▶ _Work instruction_: Copy out each line of the material in which the word "配置文件" appears.

━━━━━━━━━━━━━━━━

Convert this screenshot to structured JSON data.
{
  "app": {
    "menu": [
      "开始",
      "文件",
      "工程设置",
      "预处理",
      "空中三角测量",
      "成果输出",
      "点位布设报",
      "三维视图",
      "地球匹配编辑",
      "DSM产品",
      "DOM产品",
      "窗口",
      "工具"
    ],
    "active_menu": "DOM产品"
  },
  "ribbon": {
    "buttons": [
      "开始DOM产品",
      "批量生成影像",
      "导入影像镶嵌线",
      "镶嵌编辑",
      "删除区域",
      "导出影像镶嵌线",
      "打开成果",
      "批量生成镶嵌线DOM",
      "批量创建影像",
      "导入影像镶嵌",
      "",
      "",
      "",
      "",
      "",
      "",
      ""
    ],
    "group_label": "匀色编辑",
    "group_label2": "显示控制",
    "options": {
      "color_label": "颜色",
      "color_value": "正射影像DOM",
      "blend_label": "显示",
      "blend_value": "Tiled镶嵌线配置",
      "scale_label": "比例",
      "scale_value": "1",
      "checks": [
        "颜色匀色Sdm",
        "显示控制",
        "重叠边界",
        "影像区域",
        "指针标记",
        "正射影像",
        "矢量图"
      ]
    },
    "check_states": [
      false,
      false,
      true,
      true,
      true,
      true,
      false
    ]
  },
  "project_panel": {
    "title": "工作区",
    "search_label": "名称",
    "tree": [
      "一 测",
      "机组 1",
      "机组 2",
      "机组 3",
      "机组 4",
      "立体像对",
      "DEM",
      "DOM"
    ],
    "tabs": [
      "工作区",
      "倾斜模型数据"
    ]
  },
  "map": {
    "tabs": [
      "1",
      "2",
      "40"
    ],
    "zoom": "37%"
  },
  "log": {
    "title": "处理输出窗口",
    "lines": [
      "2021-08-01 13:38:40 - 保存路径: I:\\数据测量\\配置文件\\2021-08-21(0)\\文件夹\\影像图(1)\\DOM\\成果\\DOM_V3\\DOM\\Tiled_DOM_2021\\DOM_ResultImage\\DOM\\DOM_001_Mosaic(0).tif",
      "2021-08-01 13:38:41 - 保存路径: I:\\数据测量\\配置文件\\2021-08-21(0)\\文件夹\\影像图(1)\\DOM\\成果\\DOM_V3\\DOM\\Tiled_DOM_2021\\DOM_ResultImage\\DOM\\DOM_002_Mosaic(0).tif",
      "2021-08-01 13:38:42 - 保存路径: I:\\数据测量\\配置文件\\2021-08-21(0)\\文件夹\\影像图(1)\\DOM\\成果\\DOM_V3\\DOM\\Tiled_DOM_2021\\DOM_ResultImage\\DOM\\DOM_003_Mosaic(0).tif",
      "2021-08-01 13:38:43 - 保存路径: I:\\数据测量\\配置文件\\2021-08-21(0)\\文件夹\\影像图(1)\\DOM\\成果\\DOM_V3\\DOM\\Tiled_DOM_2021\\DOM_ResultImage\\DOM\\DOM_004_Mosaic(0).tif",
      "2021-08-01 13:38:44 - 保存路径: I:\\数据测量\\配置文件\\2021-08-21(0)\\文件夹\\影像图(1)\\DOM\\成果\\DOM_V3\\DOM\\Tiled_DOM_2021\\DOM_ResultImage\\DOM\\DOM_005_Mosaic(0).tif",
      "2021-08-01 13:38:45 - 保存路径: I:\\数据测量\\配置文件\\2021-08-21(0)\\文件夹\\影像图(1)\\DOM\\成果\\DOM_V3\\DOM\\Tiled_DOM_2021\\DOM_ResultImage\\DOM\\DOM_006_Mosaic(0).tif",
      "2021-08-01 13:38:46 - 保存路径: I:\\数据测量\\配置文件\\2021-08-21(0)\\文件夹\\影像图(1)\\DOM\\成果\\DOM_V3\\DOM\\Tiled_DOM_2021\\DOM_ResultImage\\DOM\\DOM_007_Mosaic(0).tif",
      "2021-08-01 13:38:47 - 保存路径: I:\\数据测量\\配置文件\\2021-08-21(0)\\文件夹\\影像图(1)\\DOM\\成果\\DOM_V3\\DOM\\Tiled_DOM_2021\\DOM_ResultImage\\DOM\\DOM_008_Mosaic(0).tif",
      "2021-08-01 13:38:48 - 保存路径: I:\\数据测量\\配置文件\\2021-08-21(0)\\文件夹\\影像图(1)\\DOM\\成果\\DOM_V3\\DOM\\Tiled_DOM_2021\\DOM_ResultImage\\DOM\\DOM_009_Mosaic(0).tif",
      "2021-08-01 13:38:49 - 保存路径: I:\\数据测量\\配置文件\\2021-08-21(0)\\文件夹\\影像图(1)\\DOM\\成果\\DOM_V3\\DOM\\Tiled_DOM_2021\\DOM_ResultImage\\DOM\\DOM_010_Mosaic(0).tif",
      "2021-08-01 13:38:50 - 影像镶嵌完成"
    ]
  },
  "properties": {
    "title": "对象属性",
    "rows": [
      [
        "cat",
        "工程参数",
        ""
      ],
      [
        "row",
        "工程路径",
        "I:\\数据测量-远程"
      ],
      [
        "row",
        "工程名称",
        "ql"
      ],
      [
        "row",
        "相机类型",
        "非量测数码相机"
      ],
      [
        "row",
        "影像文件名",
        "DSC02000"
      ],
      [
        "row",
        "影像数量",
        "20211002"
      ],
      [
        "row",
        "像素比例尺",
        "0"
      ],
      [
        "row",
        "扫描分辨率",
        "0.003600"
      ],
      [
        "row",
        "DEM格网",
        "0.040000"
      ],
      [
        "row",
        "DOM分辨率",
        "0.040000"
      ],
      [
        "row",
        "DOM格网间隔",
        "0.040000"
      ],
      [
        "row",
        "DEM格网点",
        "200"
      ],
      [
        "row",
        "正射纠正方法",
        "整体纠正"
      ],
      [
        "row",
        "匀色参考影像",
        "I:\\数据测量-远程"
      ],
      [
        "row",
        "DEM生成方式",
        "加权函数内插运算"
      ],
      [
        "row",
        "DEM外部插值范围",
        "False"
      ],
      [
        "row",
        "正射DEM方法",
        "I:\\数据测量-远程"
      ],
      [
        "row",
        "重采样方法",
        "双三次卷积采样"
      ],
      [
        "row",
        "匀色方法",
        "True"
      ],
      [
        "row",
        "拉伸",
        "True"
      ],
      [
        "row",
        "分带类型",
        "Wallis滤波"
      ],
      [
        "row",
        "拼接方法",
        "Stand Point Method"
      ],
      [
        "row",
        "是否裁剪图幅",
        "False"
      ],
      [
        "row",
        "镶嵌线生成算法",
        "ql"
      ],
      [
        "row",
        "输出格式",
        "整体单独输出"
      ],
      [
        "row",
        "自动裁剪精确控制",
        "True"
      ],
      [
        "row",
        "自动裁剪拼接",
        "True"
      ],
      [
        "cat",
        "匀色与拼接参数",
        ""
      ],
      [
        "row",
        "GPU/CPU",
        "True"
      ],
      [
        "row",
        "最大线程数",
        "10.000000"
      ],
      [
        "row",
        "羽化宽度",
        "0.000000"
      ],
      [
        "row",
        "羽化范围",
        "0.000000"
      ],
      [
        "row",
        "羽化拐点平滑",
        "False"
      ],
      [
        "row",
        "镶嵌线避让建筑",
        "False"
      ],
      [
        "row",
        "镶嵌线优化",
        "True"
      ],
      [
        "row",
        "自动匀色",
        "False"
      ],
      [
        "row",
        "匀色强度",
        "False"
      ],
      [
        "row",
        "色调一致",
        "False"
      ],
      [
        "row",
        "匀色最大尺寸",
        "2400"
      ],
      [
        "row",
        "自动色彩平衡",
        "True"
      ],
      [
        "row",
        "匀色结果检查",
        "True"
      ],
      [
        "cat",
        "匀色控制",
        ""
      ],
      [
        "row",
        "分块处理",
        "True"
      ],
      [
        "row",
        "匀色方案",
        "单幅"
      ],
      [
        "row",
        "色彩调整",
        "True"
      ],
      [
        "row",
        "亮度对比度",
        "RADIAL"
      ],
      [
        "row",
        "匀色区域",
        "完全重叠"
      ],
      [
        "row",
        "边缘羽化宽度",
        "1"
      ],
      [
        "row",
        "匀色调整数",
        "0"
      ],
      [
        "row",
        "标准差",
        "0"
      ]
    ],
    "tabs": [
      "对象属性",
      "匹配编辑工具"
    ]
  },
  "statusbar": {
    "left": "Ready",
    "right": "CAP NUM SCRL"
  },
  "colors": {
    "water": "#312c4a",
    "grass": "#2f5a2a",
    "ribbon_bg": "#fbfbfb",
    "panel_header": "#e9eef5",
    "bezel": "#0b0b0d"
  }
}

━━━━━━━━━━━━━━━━

▶ _Completed exercise_:
      "2021-08-01 13:38:40 - 保存路径: I:\\数据测量\\配置文件\\2021-08-21(0)\\文件夹\\影像图(1)\\DOM\\成果\\DOM_V3\\DOM\\Tiled_DOM_2021\\DOM_ResultImage\\DOM\\DOM_001_Mosaic(0).tif",
      "2021-08-01 13:38:41 - 保存路径: I:\\数据测量\\配置文件\\2021-08-21(0)\\文件夹\\影像图(1)\\DOM\\成果\\DOM_V3\\DOM\\Tiled_DOM_2021\\DOM_ResultImage\\DOM\\DOM_002_Mosaic(0).tif",
      "2021-08-01 13:38:42 - 保存路径: I:\\数据测量\\配置文件\\2021-08-21(0)\\文件夹\\影像图(1)\\DOM\\成果\\DOM_V3\\DOM\\Tiled_DOM_2021\\DOM_ResultImage\\DOM\\DOM_003_Mosaic(0).tif",
      "2021-08-01 13:38:43 - 保存路径: I:\\数据测量\\配置文件\\2021-08-21(0)\\文件夹\\影像图(1)\\DOM\\成果\\DOM_V3\\DOM\\Tiled_DOM_2021\\DOM_ResultImage\\DOM\\DOM_004_Mosaic(0).tif",
      "2021-08-01 13:38:44 - 保存路径: I:\\数据测量\\配置文件\\2021-08-21(0)\\文件夹\\影像图(1)\\DOM\\成果\\DOM_V3\\DOM\\Tiled_DOM_2021\\DOM_ResultImage\\DOM\\DOM_005_Mosaic(0).tif",
      "2021-08-01 13:38:45 - 保存路径: I:\\数据测量\\配置文件\\2021-08-21(0)\\文件夹\\影像图(1)\\DOM\\成果\\DOM_V3\\DOM\\Tiled_DOM_2021\\DOM_ResultImage\\DOM\\DOM_006_Mosaic(0).tif",
      "2021-08-01 13:38:46 - 保存路径: I:\\数据测量\\配置文件\\2021-08-21(0)\\文件夹\\影像图(1)\\DOM\\成果\\DOM_V3\\DOM\\Tiled_DOM_2021\\DOM_ResultImage\\DOM\\DOM_007_Mosaic(0).tif",
      "2021-08-01 13:38:47 - 保存路径: I:\\数据测量\\配置文件\\2021-08-21(0)\\文件夹\\影像图(1)\\DOM\\成果\\DOM_V3\\DOM\\Tiled_DOM_2021\\DOM_ResultImage\\DOM\\DOM_008_Mosaic(0).tif",
      "2021-08-01 13:38:48 - 保存路径: I:\\数据测量\\配置文件\\2021-08-21(0)\\文件夹\\影像图(1)\\DOM\\成果\\DOM_V3\\DOM\\Tiled_DOM_2021\\DOM_ResultImage\\DOM\\DOM_009_Mosaic(0).tif",
      "2021-08-01 13:38:49 - 保存路径: I:\\数据测量\\配置文件\\2021-08-21(0)\\文件夹\\影像图(1)\\DOM\\成果\\DOM_V3\\DOM\\Tiled_DOM_2021\\DOM_ResultImage\\DOM\\DOM_010_Mosaic(0).tif",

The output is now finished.